# [ASSIGNMENT]
Copy each entry verbatim, excluding its images.
[AVAILABLE DATA — start]
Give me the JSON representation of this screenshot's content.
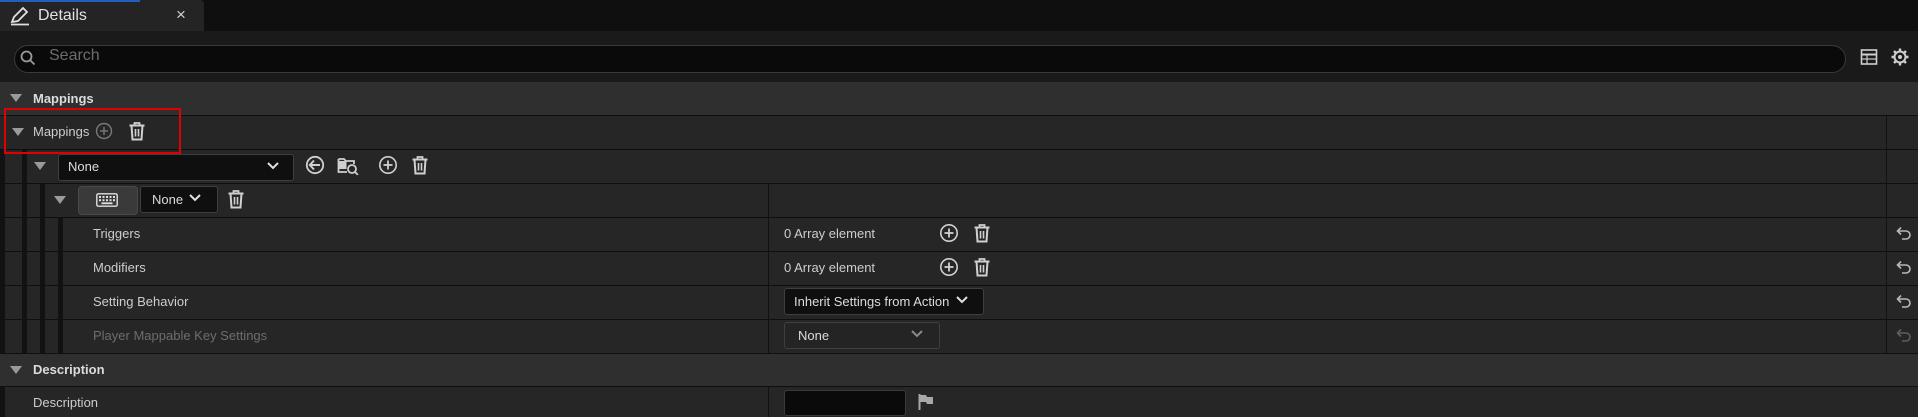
{
  "tab": {
    "title": "Details",
    "close_glyph": "×",
    "icon": "pencil-details-icon"
  },
  "search": {
    "placeholder": "Search",
    "icon": "search-icon"
  },
  "toolbar": {
    "icons": [
      "table-view-icon",
      "settings-gear-icon"
    ]
  },
  "sections": {
    "mappings_header": "Mappings",
    "mappings_array_label": "Mappings",
    "mapping_element": {
      "action_value": "None",
      "key_value": "None",
      "key_icon": "keyboard-icon"
    },
    "properties": [
      {
        "label": "Triggers",
        "value": "0 Array element"
      },
      {
        "label": "Modifiers",
        "value": "0 Array element"
      },
      {
        "label": "Setting Behavior",
        "value": "Inherit Settings from Action"
      },
      {
        "label": "Player Mappable Key Settings",
        "value": "None"
      }
    ],
    "description_header": "Description",
    "description_label": "Description"
  },
  "colors": {
    "accent": "#1f5fbf",
    "highlight": "#e00000",
    "background": "#1a1a1a"
  }
}
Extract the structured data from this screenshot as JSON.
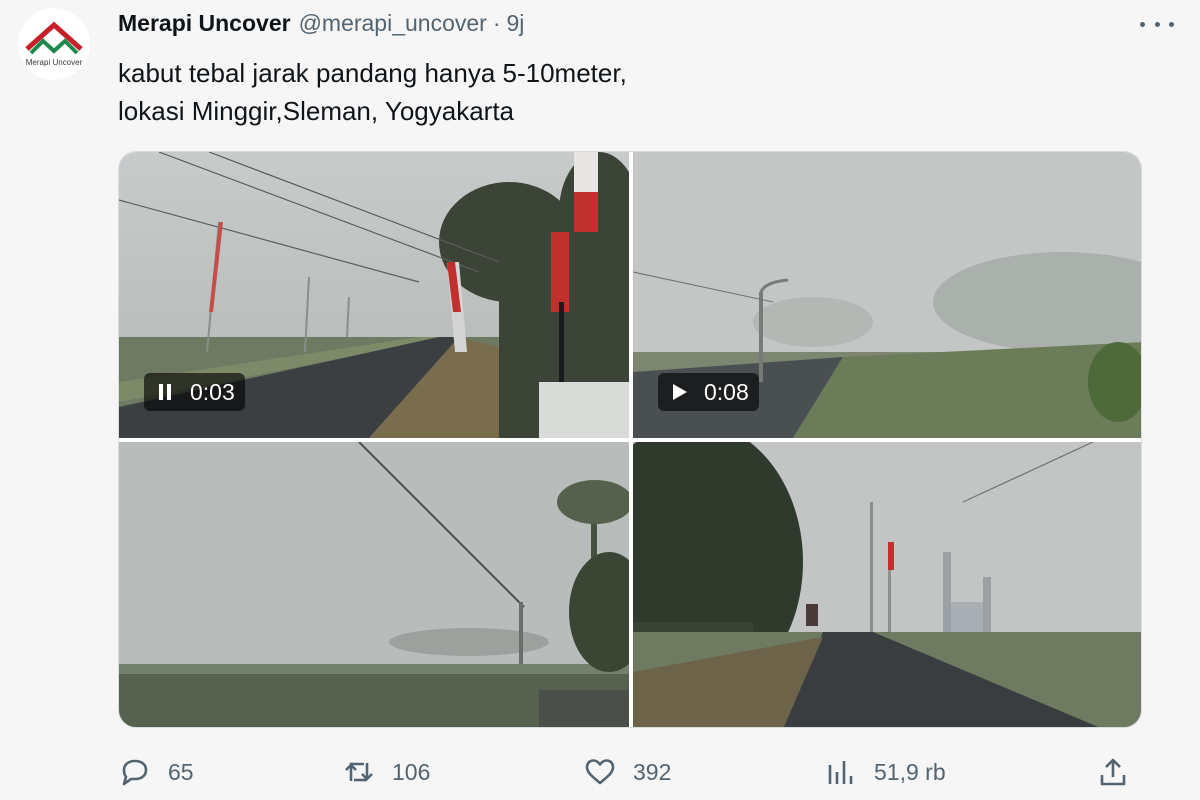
{
  "account": {
    "name": "Merapi Uncover",
    "handle": "@merapi_uncover",
    "separator": "·",
    "time": "9j",
    "avatar_label": "Merapi Uncover"
  },
  "tweet": {
    "lines": [
      "kabut tebal jarak pandang hanya 5-10meter,",
      "lokasi Minggir,Sleman, Yogyakarta"
    ]
  },
  "media": [
    {
      "kind": "video",
      "state": "playing",
      "duration": "0:03",
      "icon": "pause-icon"
    },
    {
      "kind": "video",
      "state": "paused",
      "duration": "0:08",
      "icon": "play-icon"
    },
    {
      "kind": "photo"
    },
    {
      "kind": "photo"
    }
  ],
  "actions": {
    "replies": "65",
    "retweets": "106",
    "likes": "392",
    "views": "51,9 rb"
  },
  "icons": [
    "reply-icon",
    "retweet-icon",
    "like-icon",
    "views-icon",
    "share-icon",
    "more-icon"
  ],
  "colors": {
    "text": "#0f1419",
    "muted": "#536471",
    "logo_red": "#c8202a",
    "logo_green": "#1a8a4a"
  }
}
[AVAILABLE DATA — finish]
# [FINAL ANSWER]
Give me the JSON representation of this screenshot's content.
{
  "tab": {
    "title": "Details",
    "close_glyph": "×",
    "icon": "pencil-details-icon"
  },
  "search": {
    "placeholder": "Search",
    "icon": "search-icon"
  },
  "toolbar": {
    "icons": [
      "table-view-icon",
      "settings-gear-icon"
    ]
  },
  "sections": {
    "mappings_header": "Mappings",
    "mappings_array_label": "Mappings",
    "mapping_element": {
      "action_value": "None",
      "key_value": "None",
      "key_icon": "keyboard-icon"
    },
    "properties": [
      {
        "label": "Triggers",
        "value": "0 Array element"
      },
      {
        "label": "Modifiers",
        "value": "0 Array element"
      },
      {
        "label": "Setting Behavior",
        "value": "Inherit Settings from Action"
      },
      {
        "label": "Player Mappable Key Settings",
        "value": "None"
      }
    ],
    "description_header": "Description",
    "description_label": "Description"
  },
  "colors": {
    "accent": "#1f5fbf",
    "highlight": "#e00000",
    "background": "#1a1a1a"
  }
}
Extract the structured data from this screenshot as JSON.
{
  "account": {
    "name": "Merapi Uncover",
    "handle": "@merapi_uncover",
    "separator": "·",
    "time": "9j",
    "avatar_label": "Merapi Uncover"
  },
  "tweet": {
    "lines": [
      "kabut tebal jarak pandang hanya 5-10meter,",
      "lokasi Minggir,Sleman, Yogyakarta"
    ]
  },
  "media": [
    {
      "kind": "video",
      "state": "playing",
      "duration": "0:03",
      "icon": "pause-icon"
    },
    {
      "kind": "video",
      "state": "paused",
      "duration": "0:08",
      "icon": "play-icon"
    },
    {
      "kind": "photo"
    },
    {
      "kind": "photo"
    }
  ],
  "actions": {
    "replies": "65",
    "retweets": "106",
    "likes": "392",
    "views": "51,9 rb"
  },
  "icons": [
    "reply-icon",
    "retweet-icon",
    "like-icon",
    "views-icon",
    "share-icon",
    "more-icon"
  ],
  "colors": {
    "text": "#0f1419",
    "muted": "#536471",
    "logo_red": "#c8202a",
    "logo_green": "#1a8a4a"
  }
}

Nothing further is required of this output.